# TASK DESCRIPTION:
Whenever a line in the records below contains "kind", pick it out.

[Stored records]

=-=-=-=-=

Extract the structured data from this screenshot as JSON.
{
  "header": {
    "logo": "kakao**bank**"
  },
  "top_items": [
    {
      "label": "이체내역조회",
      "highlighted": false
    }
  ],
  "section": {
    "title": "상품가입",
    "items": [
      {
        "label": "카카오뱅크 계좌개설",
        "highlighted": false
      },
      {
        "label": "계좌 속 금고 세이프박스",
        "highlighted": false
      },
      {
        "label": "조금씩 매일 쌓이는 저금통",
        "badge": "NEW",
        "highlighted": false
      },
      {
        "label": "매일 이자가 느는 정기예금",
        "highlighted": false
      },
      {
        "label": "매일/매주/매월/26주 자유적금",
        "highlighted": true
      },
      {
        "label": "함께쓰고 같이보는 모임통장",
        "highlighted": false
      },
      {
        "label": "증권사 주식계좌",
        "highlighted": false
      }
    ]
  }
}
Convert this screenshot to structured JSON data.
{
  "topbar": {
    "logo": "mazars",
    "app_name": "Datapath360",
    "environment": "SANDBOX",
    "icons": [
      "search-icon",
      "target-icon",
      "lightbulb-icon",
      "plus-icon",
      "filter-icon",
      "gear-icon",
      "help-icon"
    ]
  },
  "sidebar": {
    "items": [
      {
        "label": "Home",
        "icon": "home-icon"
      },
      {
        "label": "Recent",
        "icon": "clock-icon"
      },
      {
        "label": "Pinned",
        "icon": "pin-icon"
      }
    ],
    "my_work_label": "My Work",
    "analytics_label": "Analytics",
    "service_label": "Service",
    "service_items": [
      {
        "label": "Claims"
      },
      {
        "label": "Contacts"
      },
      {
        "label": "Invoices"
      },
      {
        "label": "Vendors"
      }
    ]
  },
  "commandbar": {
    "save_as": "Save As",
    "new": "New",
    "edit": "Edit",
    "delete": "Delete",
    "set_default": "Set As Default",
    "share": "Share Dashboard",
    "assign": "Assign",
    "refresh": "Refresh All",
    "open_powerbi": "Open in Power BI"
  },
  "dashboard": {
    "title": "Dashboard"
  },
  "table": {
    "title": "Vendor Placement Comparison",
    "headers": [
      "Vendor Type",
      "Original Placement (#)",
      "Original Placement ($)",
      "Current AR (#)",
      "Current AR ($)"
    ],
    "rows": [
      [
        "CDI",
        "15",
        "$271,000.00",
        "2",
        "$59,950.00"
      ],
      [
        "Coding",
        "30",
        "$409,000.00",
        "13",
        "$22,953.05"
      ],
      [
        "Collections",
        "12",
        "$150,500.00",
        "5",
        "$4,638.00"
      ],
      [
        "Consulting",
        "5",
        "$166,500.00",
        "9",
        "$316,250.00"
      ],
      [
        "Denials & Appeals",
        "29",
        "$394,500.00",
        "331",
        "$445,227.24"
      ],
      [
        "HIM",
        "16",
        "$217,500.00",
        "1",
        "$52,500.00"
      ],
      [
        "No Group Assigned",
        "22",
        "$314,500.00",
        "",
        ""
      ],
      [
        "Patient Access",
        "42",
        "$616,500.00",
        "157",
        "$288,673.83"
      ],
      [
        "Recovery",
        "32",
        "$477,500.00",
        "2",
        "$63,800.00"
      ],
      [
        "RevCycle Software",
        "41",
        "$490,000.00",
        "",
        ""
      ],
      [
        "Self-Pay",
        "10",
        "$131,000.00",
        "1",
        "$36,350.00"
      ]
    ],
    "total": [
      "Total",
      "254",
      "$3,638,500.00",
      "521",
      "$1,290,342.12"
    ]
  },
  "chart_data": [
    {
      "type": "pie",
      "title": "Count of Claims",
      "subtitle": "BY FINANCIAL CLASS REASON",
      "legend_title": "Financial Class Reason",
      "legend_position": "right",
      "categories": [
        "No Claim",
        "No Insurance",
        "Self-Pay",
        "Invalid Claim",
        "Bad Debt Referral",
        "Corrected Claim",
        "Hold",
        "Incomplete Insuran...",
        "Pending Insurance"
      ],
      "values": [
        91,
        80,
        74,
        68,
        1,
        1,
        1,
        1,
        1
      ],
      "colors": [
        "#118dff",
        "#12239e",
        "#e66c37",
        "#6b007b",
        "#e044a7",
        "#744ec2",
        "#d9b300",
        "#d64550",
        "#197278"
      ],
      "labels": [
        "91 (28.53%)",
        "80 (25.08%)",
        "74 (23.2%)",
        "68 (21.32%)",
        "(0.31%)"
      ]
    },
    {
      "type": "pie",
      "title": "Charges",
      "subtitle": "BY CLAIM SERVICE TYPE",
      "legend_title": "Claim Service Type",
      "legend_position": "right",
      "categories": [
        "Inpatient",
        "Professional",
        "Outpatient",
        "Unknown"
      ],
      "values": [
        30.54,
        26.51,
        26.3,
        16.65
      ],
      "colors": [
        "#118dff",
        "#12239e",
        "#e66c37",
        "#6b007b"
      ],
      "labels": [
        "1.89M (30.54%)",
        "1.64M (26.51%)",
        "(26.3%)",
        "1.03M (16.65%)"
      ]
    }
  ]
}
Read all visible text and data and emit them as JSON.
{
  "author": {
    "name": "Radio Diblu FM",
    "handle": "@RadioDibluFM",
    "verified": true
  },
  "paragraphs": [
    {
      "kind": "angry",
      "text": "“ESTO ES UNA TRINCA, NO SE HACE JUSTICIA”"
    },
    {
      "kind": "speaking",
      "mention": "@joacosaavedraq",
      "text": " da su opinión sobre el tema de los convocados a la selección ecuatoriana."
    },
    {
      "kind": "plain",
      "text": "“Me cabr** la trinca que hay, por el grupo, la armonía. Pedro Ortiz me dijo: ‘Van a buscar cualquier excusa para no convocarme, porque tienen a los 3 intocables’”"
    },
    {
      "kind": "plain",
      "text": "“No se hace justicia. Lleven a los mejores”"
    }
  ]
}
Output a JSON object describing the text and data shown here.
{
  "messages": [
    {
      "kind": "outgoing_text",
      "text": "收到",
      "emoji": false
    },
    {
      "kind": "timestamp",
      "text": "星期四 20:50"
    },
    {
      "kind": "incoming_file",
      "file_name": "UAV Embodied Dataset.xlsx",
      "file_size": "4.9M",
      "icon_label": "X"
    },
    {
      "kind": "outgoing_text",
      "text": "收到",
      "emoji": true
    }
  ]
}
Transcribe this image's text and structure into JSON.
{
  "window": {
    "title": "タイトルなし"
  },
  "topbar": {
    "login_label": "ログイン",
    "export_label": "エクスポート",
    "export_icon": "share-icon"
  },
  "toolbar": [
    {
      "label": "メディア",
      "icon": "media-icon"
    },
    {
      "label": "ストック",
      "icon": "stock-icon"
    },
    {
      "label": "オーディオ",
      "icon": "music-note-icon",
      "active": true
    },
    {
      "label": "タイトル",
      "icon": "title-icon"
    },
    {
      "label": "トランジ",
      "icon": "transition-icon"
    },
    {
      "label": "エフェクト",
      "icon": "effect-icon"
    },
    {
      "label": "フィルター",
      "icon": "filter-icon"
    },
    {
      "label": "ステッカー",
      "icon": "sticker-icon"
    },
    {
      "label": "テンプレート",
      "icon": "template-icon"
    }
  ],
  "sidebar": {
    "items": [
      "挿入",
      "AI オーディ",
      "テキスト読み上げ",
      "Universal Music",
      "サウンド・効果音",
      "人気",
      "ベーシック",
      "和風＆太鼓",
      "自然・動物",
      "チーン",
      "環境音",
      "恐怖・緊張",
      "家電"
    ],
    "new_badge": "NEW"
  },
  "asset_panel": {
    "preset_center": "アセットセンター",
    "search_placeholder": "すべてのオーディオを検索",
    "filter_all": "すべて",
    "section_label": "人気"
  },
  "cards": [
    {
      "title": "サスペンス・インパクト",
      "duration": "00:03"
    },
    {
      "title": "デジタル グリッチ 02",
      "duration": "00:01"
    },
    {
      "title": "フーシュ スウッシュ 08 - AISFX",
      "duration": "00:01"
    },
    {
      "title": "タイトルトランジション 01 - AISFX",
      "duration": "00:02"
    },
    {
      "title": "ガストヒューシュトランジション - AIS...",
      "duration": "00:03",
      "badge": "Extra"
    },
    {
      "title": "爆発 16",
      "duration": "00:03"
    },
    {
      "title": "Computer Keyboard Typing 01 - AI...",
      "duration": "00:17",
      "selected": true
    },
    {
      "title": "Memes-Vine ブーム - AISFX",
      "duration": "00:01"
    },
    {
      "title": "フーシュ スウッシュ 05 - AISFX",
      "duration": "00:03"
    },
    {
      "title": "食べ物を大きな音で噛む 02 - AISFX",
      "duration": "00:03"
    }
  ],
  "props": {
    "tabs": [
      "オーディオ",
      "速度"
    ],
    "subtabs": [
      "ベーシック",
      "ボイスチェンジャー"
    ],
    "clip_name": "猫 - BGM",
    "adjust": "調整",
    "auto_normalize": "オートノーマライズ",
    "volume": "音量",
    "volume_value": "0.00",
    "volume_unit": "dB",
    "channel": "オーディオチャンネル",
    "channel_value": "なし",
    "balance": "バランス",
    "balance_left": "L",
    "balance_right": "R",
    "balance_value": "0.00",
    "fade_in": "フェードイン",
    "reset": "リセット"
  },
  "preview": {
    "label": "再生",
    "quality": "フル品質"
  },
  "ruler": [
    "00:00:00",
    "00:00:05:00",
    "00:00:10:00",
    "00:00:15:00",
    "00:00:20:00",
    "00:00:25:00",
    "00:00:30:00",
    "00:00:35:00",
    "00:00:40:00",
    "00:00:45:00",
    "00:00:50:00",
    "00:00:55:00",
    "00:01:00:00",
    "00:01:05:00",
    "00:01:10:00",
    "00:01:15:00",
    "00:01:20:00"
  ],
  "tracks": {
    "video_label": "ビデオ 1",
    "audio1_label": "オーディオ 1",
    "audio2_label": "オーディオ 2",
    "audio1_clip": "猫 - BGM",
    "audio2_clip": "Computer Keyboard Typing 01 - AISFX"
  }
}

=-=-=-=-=

# TASK SOLUTION:
      "kind": "angry",
      "kind": "speaking",
      "kind": "plain",
      "kind": "plain",
      "kind": "outgoing_text",
      "kind": "timestamp",
      "kind": "incoming_file",
      "kind": "outgoing_text",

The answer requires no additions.